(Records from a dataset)
▬▬▬

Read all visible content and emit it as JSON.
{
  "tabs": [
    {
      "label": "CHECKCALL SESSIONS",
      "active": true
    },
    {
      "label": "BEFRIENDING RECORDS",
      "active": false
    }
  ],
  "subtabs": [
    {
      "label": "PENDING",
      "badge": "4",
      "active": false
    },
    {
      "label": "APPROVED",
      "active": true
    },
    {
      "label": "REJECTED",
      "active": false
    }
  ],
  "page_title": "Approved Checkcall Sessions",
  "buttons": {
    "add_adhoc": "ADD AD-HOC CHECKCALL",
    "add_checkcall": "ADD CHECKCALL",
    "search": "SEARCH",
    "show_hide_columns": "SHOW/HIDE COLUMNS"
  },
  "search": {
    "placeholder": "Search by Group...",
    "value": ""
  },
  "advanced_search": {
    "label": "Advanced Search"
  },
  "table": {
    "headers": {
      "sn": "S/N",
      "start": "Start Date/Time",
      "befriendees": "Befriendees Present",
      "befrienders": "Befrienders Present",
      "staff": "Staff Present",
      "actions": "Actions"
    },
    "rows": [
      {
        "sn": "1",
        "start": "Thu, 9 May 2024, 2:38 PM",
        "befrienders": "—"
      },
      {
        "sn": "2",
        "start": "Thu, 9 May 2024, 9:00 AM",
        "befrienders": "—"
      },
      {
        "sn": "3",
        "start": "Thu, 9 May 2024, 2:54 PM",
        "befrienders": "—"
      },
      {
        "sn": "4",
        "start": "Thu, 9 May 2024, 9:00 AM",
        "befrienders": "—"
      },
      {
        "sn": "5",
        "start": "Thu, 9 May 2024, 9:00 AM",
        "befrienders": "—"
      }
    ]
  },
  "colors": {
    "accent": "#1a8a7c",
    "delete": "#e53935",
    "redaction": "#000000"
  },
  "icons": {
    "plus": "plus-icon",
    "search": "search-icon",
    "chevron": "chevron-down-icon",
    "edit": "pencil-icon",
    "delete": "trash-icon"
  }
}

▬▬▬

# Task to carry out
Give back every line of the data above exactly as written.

# Response
Read all visible content and emit it as JSON.
{
  "tabs": [
    {
      "label": "CHECKCALL SESSIONS",
      "active": true
    },
    {
      "label": "BEFRIENDING RECORDS",
      "active": false
    }
  ],
  "subtabs": [
    {
      "label": "PENDING",
      "badge": "4",
      "active": false
    },
    {
      "label": "APPROVED",
      "active": true
    },
    {
      "label": "REJECTED",
      "active": false
    }
  ],
  "page_title": "Approved Checkcall Sessions",
  "buttons": {
    "add_adhoc": "ADD AD-HOC CHECKCALL",
    "add_checkcall": "ADD CHECKCALL",
    "search": "SEARCH",
    "show_hide_columns": "SHOW/HIDE COLUMNS"
  },
  "search": {
    "placeholder": "Search by Group...",
    "value": ""
  },
  "advanced_search": {
    "label": "Advanced Search"
  },
  "table": {
    "headers": {
      "sn": "S/N",
      "start": "Start Date/Time",
      "befriendees": "Befriendees Present",
      "befrienders": "Befrienders Present",
      "staff": "Staff Present",
      "actions": "Actions"
    },
    "rows": [
      {
        "sn": "1",
        "start": "Thu, 9 May 2024, 2:38 PM",
        "befrienders": "—"
      },
      {
        "sn": "2",
        "start": "Thu, 9 May 2024, 9:00 AM",
        "befrienders": "—"
      },
      {
        "sn": "3",
        "start": "Thu, 9 May 2024, 2:54 PM",
        "befrienders": "—"
      },
      {
        "sn": "4",
        "start": "Thu, 9 May 2024, 9:00 AM",
        "befrienders": "—"
      },
      {
        "sn": "5",
        "start": "Thu, 9 May 2024, 9:00 AM",
        "befrienders": "—"
      }
    ]
  },
  "colors": {
    "accent": "#1a8a7c",
    "delete": "#e53935",
    "redaction": "#000000"
  },
  "icons": {
    "plus": "plus-icon",
    "search": "search-icon",
    "chevron": "chevron-down-icon",
    "edit": "pencil-icon",
    "delete": "trash-icon"
  }
}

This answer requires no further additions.